Thank heavens he was delayed and put off his visit a day. Miraculously on the very day he was supposed to come she began to eat a bit and take some water. I have seen this several times with people and horses. All the conventional wisdom says no recovery is possible. Then Mother Nature takes over and the patient gets a new lease on life. As I write this at my desk ten years later 3 Dot is still with us as a valued member of our family.
All the attention she had received during her sickness made a huge difference and after that she was much easier to approach and more friendly and trusting of humans. One person she doesn’t like to this day though is Tracy, our head wrangler for the last 15 years and more. Tracy was the one who gave her that long series of shots which she did not understand or appreciate.

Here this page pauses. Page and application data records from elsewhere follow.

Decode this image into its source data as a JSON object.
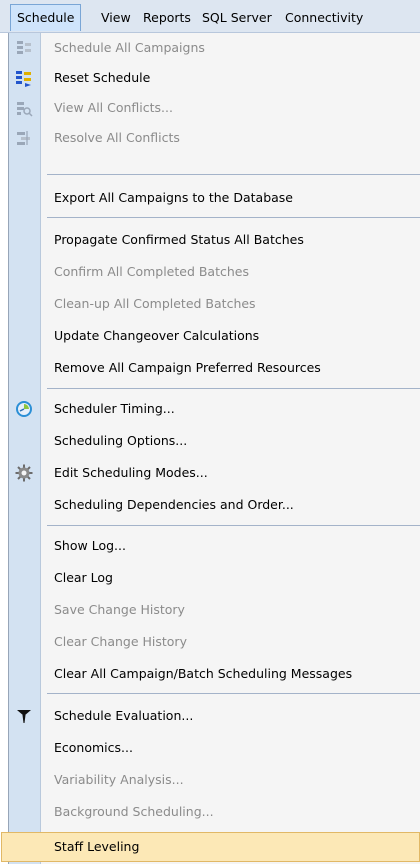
{
  "menubar": {
    "items": [
      {
        "label": "Schedule"
      },
      {
        "label": "View"
      },
      {
        "label": "Reports"
      },
      {
        "label": "SQL Server"
      },
      {
        "label": "Connectivity"
      }
    ]
  },
  "menu": {
    "items": [
      {
        "label": "Schedule All Campaigns",
        "enabled": false,
        "icon": "schedule-all-icon"
      },
      {
        "label": "Reset Schedule",
        "enabled": true,
        "icon": "reset-schedule-icon"
      },
      {
        "label": "View All Conflicts...",
        "enabled": false,
        "icon": "view-conflicts-icon"
      },
      {
        "label": "Resolve All Conflicts",
        "enabled": false,
        "icon": "resolve-conflicts-icon"
      },
      {
        "label": "Export All Campaigns to the Database",
        "enabled": true
      },
      {
        "label": "Propagate Confirmed Status All Batches",
        "enabled": true
      },
      {
        "label": "Confirm All Completed Batches",
        "enabled": false
      },
      {
        "label": "Clean-up All Completed Batches",
        "enabled": false
      },
      {
        "label": "Update Changeover Calculations",
        "enabled": true
      },
      {
        "label": "Remove All Campaign Preferred Resources",
        "enabled": true
      },
      {
        "label": "Scheduler Timing...",
        "enabled": true,
        "icon": "timer-icon"
      },
      {
        "label": "Scheduling Options...",
        "enabled": true
      },
      {
        "label": "Edit Scheduling Modes...",
        "enabled": true,
        "icon": "gear-icon"
      },
      {
        "label": "Scheduling Dependencies and Order...",
        "enabled": true
      },
      {
        "label": "Show Log...",
        "enabled": true
      },
      {
        "label": "Clear Log",
        "enabled": true
      },
      {
        "label": "Save Change History",
        "enabled": false
      },
      {
        "label": "Clear Change History",
        "enabled": false
      },
      {
        "label": "Clear All Campaign/Batch Scheduling Messages",
        "enabled": true
      },
      {
        "label": "Schedule Evaluation...",
        "enabled": true,
        "icon": "funnel-icon"
      },
      {
        "label": "Economics...",
        "enabled": true
      },
      {
        "label": "Variability Analysis...",
        "enabled": false
      },
      {
        "label": "Background Scheduling...",
        "enabled": false
      },
      {
        "label": "Staff Leveling",
        "enabled": true,
        "highlighted": true
      }
    ]
  },
  "colors": {
    "menubar_bg": "#dde6f1",
    "gutter_bg": "#d3e2f2",
    "disabled_text": "#8b8b8b",
    "highlight_bg": "#fce8b6",
    "highlight_border": "#e1b866"
  }
}
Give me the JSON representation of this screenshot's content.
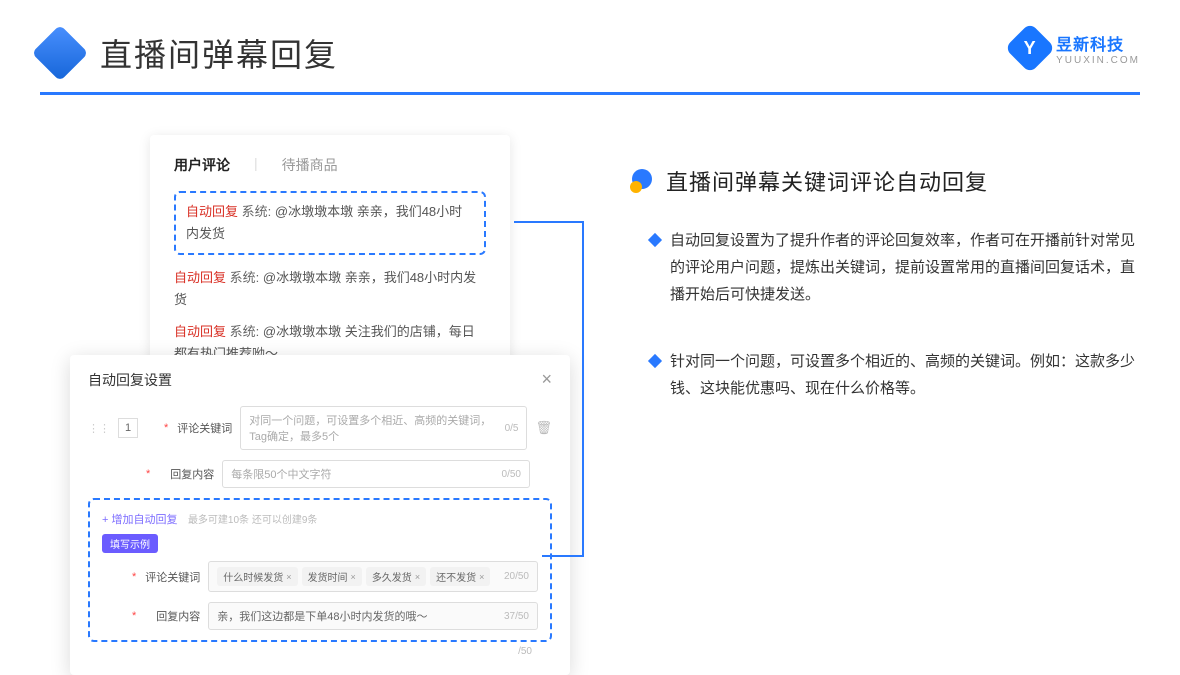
{
  "header": {
    "title": "直播间弹幕回复"
  },
  "brand": {
    "name": "昱新科技",
    "sub": "YUUXIN.COM",
    "letter": "Y"
  },
  "comments": {
    "tab_active": "用户评论",
    "tab_inactive": "待播商品",
    "auto_label": "自动回复",
    "sys_label": "系统:",
    "line1": "@冰墩墩本墩 亲亲，我们48小时内发货",
    "line2": "@冰墩墩本墩 亲亲，我们48小时内发货",
    "line3": "@冰墩墩本墩 关注我们的店铺，每日都有热门推荐呦～"
  },
  "settings": {
    "title": "自动回复设置",
    "row_num": "1",
    "kw_label": "评论关键词",
    "kw_placeholder": "对同一个问题，可设置多个相近、高频的关键词，Tag确定，最多5个",
    "kw_counter": "0/5",
    "content_label": "回复内容",
    "content_placeholder": "每条限50个中文字符",
    "content_counter": "0/50",
    "add_link": "+ 增加自动回复",
    "add_hint": "最多可建10条 还可以创建9条",
    "example_badge": "填写示例",
    "example_kw_label": "评论关键词",
    "example_tags": [
      "什么时候发货",
      "发货时间",
      "多久发货",
      "还不发货"
    ],
    "example_kw_counter": "20/50",
    "example_content_label": "回复内容",
    "example_content": "亲，我们这边都是下单48小时内发货的哦～",
    "example_content_counter": "37/50",
    "outer_counter": "/50"
  },
  "right": {
    "title": "直播间弹幕关键词评论自动回复",
    "p1": "自动回复设置为了提升作者的评论回复效率，作者可在开播前针对常见的评论用户问题，提炼出关键词，提前设置常用的直播间回复话术，直播开始后可快捷发送。",
    "p2": "针对同一个问题，可设置多个相近的、高频的关键词。例如：这款多少钱、这块能优惠吗、现在什么价格等。"
  }
}
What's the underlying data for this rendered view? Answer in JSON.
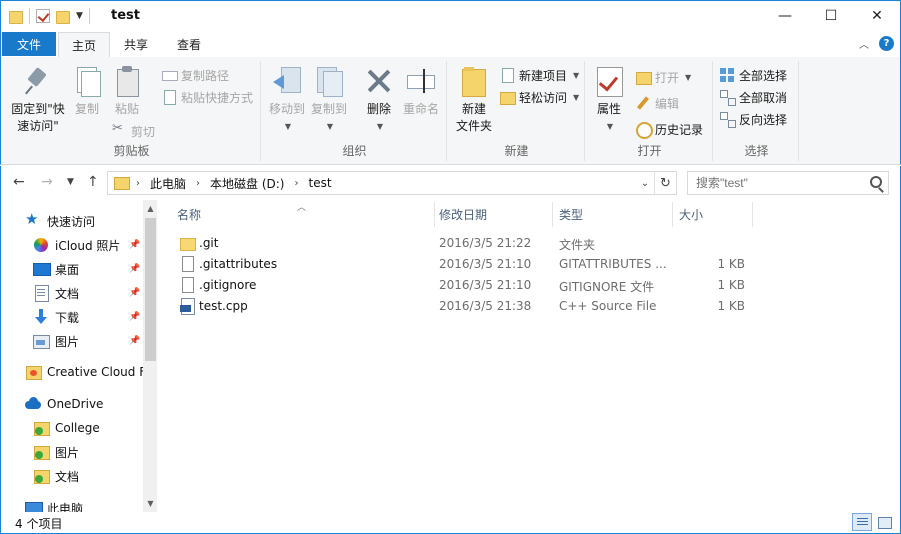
{
  "window": {
    "title": "test",
    "minimize": "—",
    "maximize": "☐",
    "close": "✕"
  },
  "ribbon_tabs": {
    "file": "文件",
    "home": "主页",
    "share": "共享",
    "view": "查看"
  },
  "ribbon": {
    "clipboard": {
      "label": "剪贴板",
      "pin_line1": "固定到\"快",
      "pin_line2": "速访问\"",
      "copy": "复制",
      "paste": "粘贴",
      "copy_path": "复制路径",
      "paste_shortcut": "粘贴快捷方式",
      "cut": "剪切"
    },
    "organize": {
      "label": "组织",
      "move_to": "移动到",
      "copy_to": "复制到",
      "delete": "删除",
      "rename": "重命名"
    },
    "new": {
      "label": "新建",
      "new_folder_line1": "新建",
      "new_folder_line2": "文件夹",
      "new_item": "新建项目",
      "easy_access": "轻松访问"
    },
    "open": {
      "label": "打开",
      "properties": "属性",
      "open": "打开",
      "edit": "编辑",
      "history": "历史记录"
    },
    "select": {
      "label": "选择",
      "select_all": "全部选择",
      "select_none": "全部取消",
      "invert": "反向选择"
    }
  },
  "address": {
    "crumbs": [
      "此电脑",
      "本地磁盘 (D:)",
      "test"
    ]
  },
  "search": {
    "placeholder": "搜索\"test\""
  },
  "nav": {
    "quick_access": "快速访问",
    "items": [
      {
        "label": "iCloud 照片",
        "pinned": true
      },
      {
        "label": "桌面",
        "pinned": true
      },
      {
        "label": "文档",
        "pinned": true
      },
      {
        "label": "下载",
        "pinned": true
      },
      {
        "label": "图片",
        "pinned": true
      }
    ],
    "creative_cloud": "Creative Cloud F",
    "onedrive": "OneDrive",
    "onedrive_items": [
      "College",
      "图片",
      "文档"
    ],
    "this_pc": "此电脑"
  },
  "columns": {
    "name": "名称",
    "date": "修改日期",
    "type": "类型",
    "size": "大小"
  },
  "files": [
    {
      "name": ".git",
      "date": "2016/3/5 21:22",
      "type": "文件夹",
      "size": "",
      "icon": "folder-icon"
    },
    {
      "name": ".gitattributes",
      "date": "2016/3/5 21:10",
      "type": "GITATTRIBUTES ...",
      "size": "1 KB",
      "icon": "file-icon"
    },
    {
      "name": ".gitignore",
      "date": "2016/3/5 21:10",
      "type": "GITIGNORE 文件",
      "size": "1 KB",
      "icon": "file-icon"
    },
    {
      "name": "test.cpp",
      "date": "2016/3/5 21:38",
      "type": "C++ Source File",
      "size": "1 KB",
      "icon": "cpp-file-icon"
    }
  ],
  "status": {
    "count": "4 个项目"
  }
}
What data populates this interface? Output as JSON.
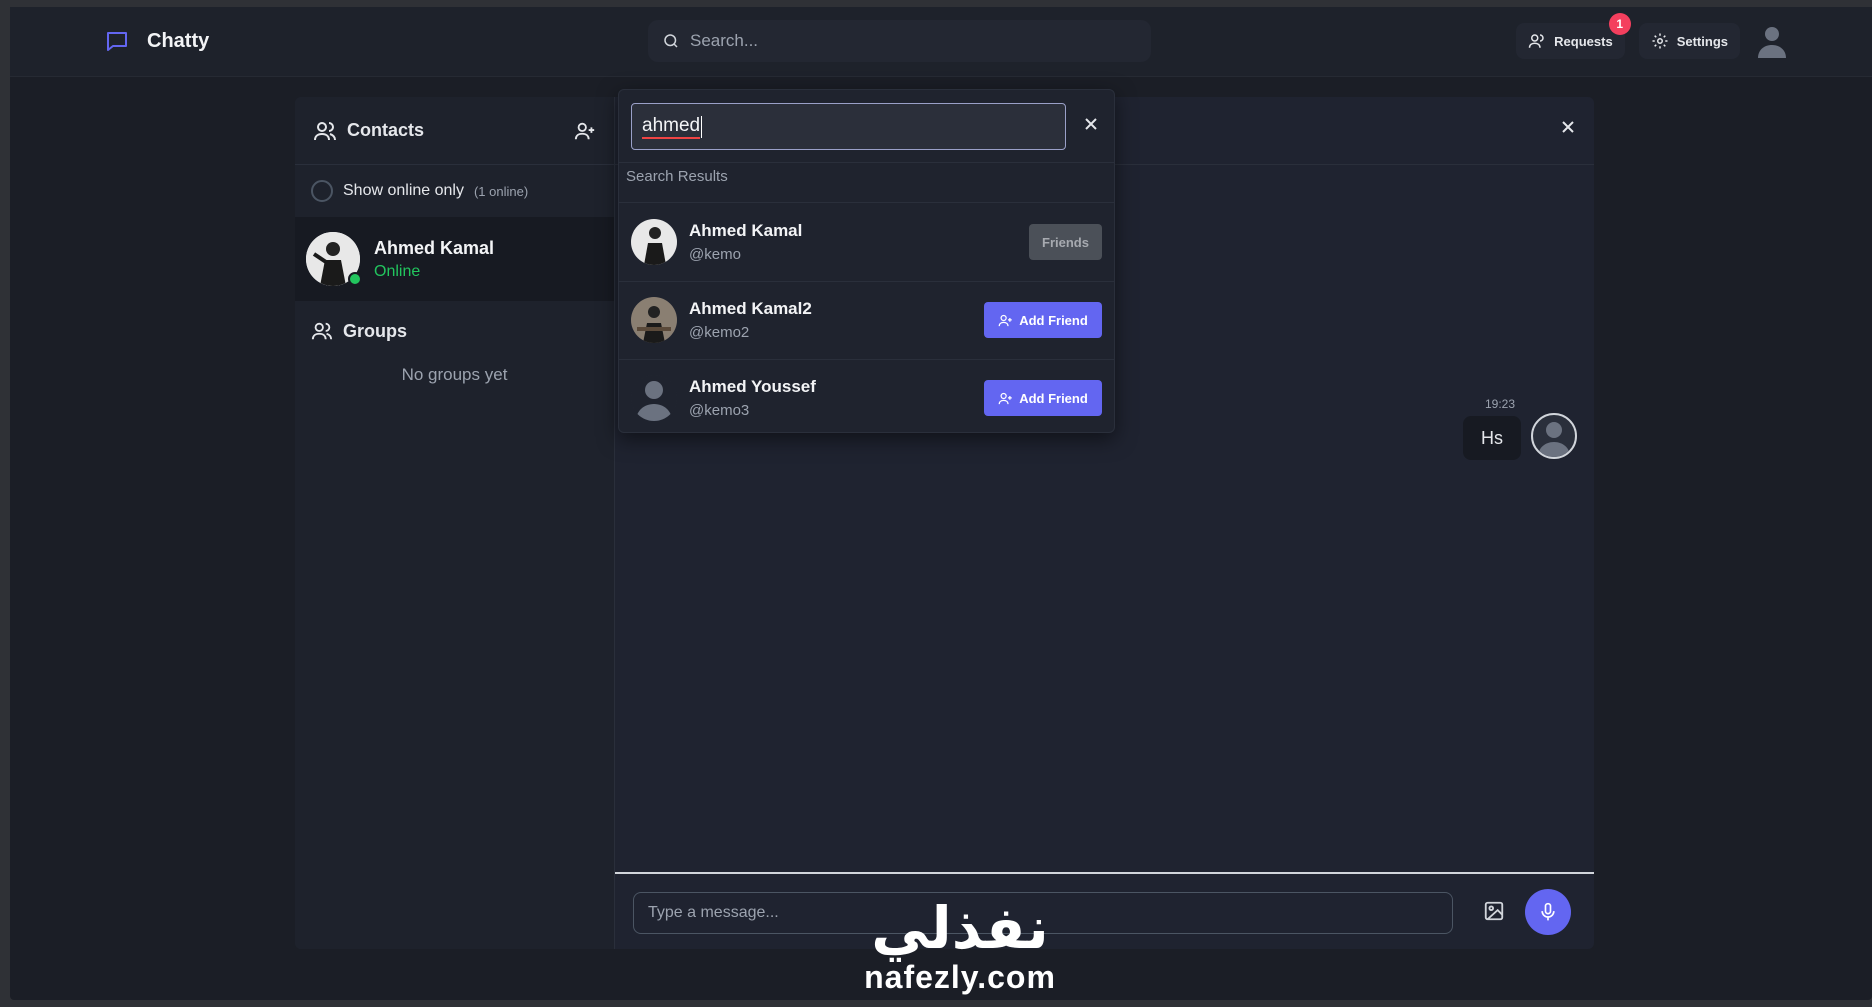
{
  "app": {
    "name": "Chatty",
    "search_placeholder": "Search..."
  },
  "header": {
    "requests_label": "Requests",
    "requests_count": "1",
    "settings_label": "Settings"
  },
  "sidebar": {
    "title": "Contacts",
    "show_online_label": "Show online only",
    "online_count": "(1 online)",
    "contacts": [
      {
        "name": "Ahmed Kamal",
        "status": "Online"
      }
    ],
    "groups_title": "Groups",
    "no_groups": "No groups yet"
  },
  "search": {
    "query": "ahmed",
    "results_label": "Search Results",
    "results": [
      {
        "name": "Ahmed Kamal",
        "username": "@kemo",
        "action": "Friends"
      },
      {
        "name": "Ahmed Kamal2",
        "username": "@kemo2",
        "action": "Add Friend"
      },
      {
        "name": "Ahmed Youssef",
        "username": "@kemo3",
        "action": "Add Friend"
      }
    ]
  },
  "chat": {
    "messages": [
      {
        "time": "19:23",
        "text": "Hs"
      }
    ],
    "input_placeholder": "Type a message..."
  },
  "watermark": {
    "arabic": "نفذلي",
    "latin": "nafezly.com"
  },
  "colors": {
    "accent": "#6366f1",
    "online": "#22c55e",
    "badge": "#f43f5e"
  }
}
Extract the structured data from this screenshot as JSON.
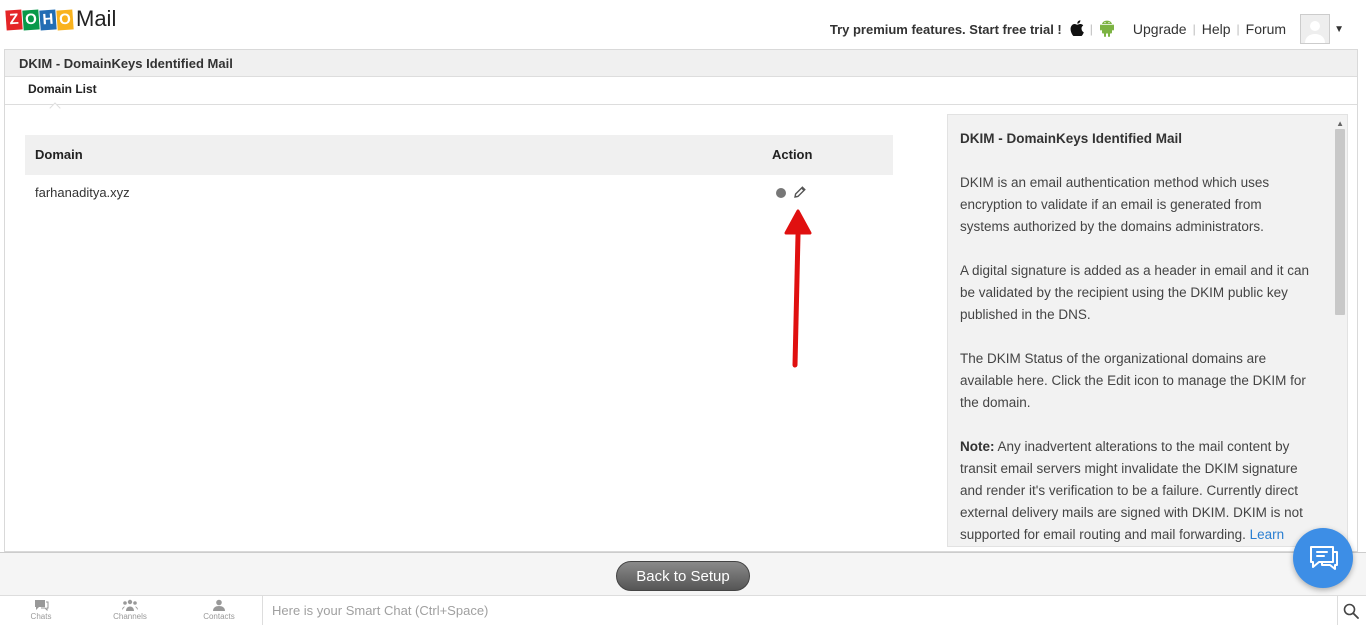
{
  "brand": {
    "logo_letters": [
      "Z",
      "O",
      "H",
      "O"
    ],
    "logo_colors": [
      "#e42527",
      "#089949",
      "#226db4",
      "#f9b21d"
    ],
    "app_name": "Mail"
  },
  "topnav": {
    "premium_text": "Try premium features. Start free trial !",
    "upgrade": "Upgrade",
    "help": "Help",
    "forum": "Forum"
  },
  "panel": {
    "title": "DKIM - DomainKeys Identified Mail",
    "tab": "Domain List"
  },
  "table": {
    "headers": {
      "domain": "Domain",
      "action": "Action"
    },
    "rows": [
      {
        "domain": "farhanaditya.xyz",
        "status_color": "#777777"
      }
    ]
  },
  "help": {
    "title": "DKIM - DomainKeys Identified Mail",
    "p1": "DKIM is an email authentication method which uses encryption to validate if an email is generated from systems authorized by the domains administrators.",
    "p2": "A digital signature is added as a header in email and it can be validated by the recipient using the DKIM public key published in the DNS.",
    "p3": "The DKIM Status of the organizational domains are available here. Click the Edit icon to manage the DKIM for the domain.",
    "note_label": "Note:",
    "note_text": " Any inadvertent alterations to the mail content by transit email servers might invalidate the DKIM signature and render it's verification to be a failure. Currently direct external delivery mails are signed with DKIM. DKIM is not supported for email routing and mail forwarding. ",
    "learn_more": "Learn more"
  },
  "actions": {
    "back_to_setup": "Back to Setup"
  },
  "footer": {
    "chats": "Chats",
    "channels": "Channels",
    "contacts": "Contacts",
    "smartchat_placeholder": "Here is your Smart Chat (Ctrl+Space)"
  },
  "colors": {
    "annotation_arrow": "#e01010",
    "chat_fab": "#3d8ee6",
    "link": "#2b7fd1"
  }
}
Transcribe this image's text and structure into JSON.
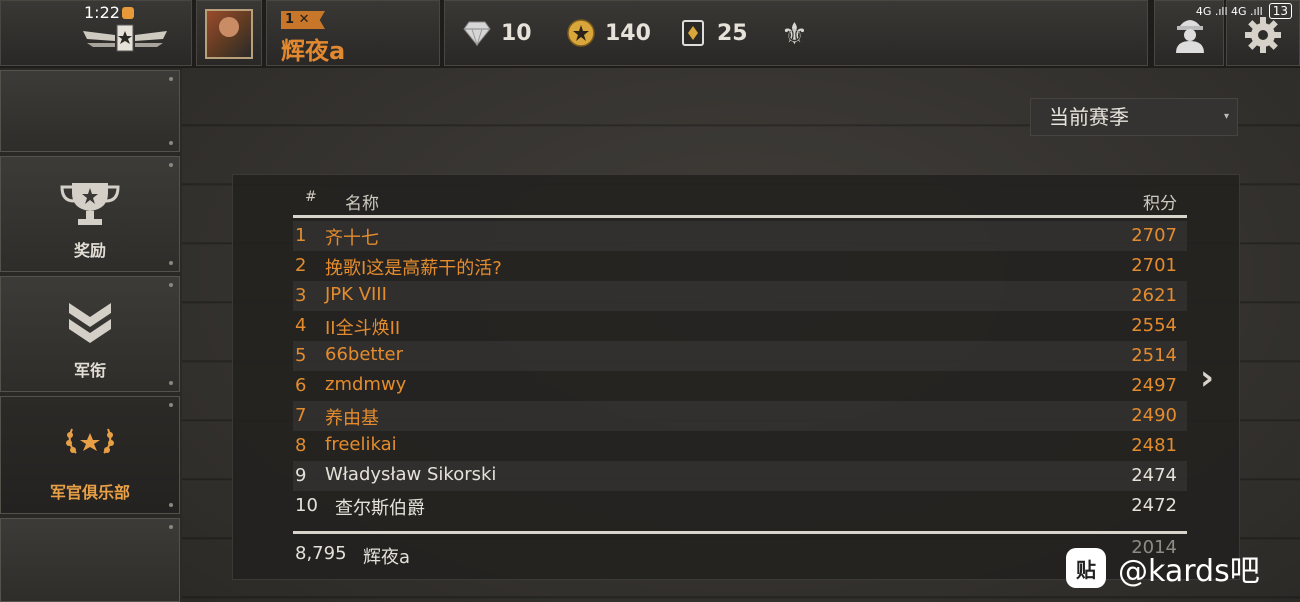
{
  "status_bar": {
    "time": "1:22",
    "network": "4G .ıll 4G .ıll",
    "battery": "13"
  },
  "player": {
    "rank": "1",
    "name": "辉夜a"
  },
  "resources": {
    "diamonds": "10",
    "gold": "140",
    "cards": "25"
  },
  "sidebar": {
    "items": [
      {
        "label": "奖励"
      },
      {
        "label": "军衔"
      },
      {
        "label": "军官俱乐部"
      }
    ]
  },
  "season_select": {
    "value": "当前赛季"
  },
  "leaderboard": {
    "columns": {
      "number": "#",
      "name": "名称",
      "score": "积分"
    },
    "rows": [
      {
        "rank": "1",
        "name": "齐十七",
        "score": "2707"
      },
      {
        "rank": "2",
        "name": "挽歌I这是高薪干的活?",
        "score": "2701"
      },
      {
        "rank": "3",
        "name": "JPK VIII",
        "score": "2621"
      },
      {
        "rank": "4",
        "name": "II全斗焕II",
        "score": "2554"
      },
      {
        "rank": "5",
        "name": "66better",
        "score": "2514"
      },
      {
        "rank": "6",
        "name": "zmdmwy",
        "score": "2497"
      },
      {
        "rank": "7",
        "name": "养由基",
        "score": "2490"
      },
      {
        "rank": "8",
        "name": "freelikai",
        "score": "2481"
      },
      {
        "rank": "9",
        "name": "Władysław Sikorski",
        "score": "2474"
      },
      {
        "rank": "10",
        "name": "查尔斯伯爵",
        "score": "2472"
      }
    ],
    "self": {
      "rank": "8,795",
      "name": "辉夜a",
      "score": "2014"
    }
  },
  "watermark": {
    "logo": "贴",
    "text": "@kards吧"
  },
  "colors": {
    "gold": "#e48c2d",
    "accent_badge": "#c8762a",
    "text": "#e5e1d9"
  }
}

The next year it was time to start 3 Dot’s training and we put her through Linda’s wonderful horse training clinic and backed her with no major problems. After a season of being ridden by wranglers we started giving her to guests and most of them got along very well with her. She is round as a barrel so that she has to be cinched up tight to hold the saddle, but she has become one of our most reliable horses. We have several other Mustangs in our herd, but there is something very special about 3 Dot who came straight to us from the Wild. That must have been more than a decade ago now, but to this day 3 Dot and Paddywack remain inseparable and long may they be happy here!